Your instructions – Look through the material below and show every line with the word "icon".

Source material –
- Opening Delimiter -

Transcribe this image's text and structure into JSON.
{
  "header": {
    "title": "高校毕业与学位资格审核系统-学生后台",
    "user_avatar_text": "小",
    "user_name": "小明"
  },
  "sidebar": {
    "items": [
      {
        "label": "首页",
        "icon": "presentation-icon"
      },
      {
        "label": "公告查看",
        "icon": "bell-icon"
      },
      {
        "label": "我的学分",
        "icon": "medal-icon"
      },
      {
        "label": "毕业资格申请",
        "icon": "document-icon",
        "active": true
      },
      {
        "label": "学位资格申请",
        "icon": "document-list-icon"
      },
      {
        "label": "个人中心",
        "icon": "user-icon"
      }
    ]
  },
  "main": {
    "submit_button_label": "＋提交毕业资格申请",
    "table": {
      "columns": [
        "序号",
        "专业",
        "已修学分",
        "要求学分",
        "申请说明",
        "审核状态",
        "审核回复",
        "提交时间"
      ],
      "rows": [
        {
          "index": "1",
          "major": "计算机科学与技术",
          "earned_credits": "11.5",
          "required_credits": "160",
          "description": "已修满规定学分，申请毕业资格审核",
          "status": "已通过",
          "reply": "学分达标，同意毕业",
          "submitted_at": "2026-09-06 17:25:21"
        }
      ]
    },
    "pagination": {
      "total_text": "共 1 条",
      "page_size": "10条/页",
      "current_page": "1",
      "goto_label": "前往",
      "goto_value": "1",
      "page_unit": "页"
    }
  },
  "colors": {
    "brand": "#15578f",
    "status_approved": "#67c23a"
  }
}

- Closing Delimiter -

Solution for this task –
        "icon": "presentation-icon"
        "icon": "bell-icon"
        "icon": "medal-icon"
        "icon": "document-icon",
        "icon": "document-list-icon"
        "icon": "user-icon"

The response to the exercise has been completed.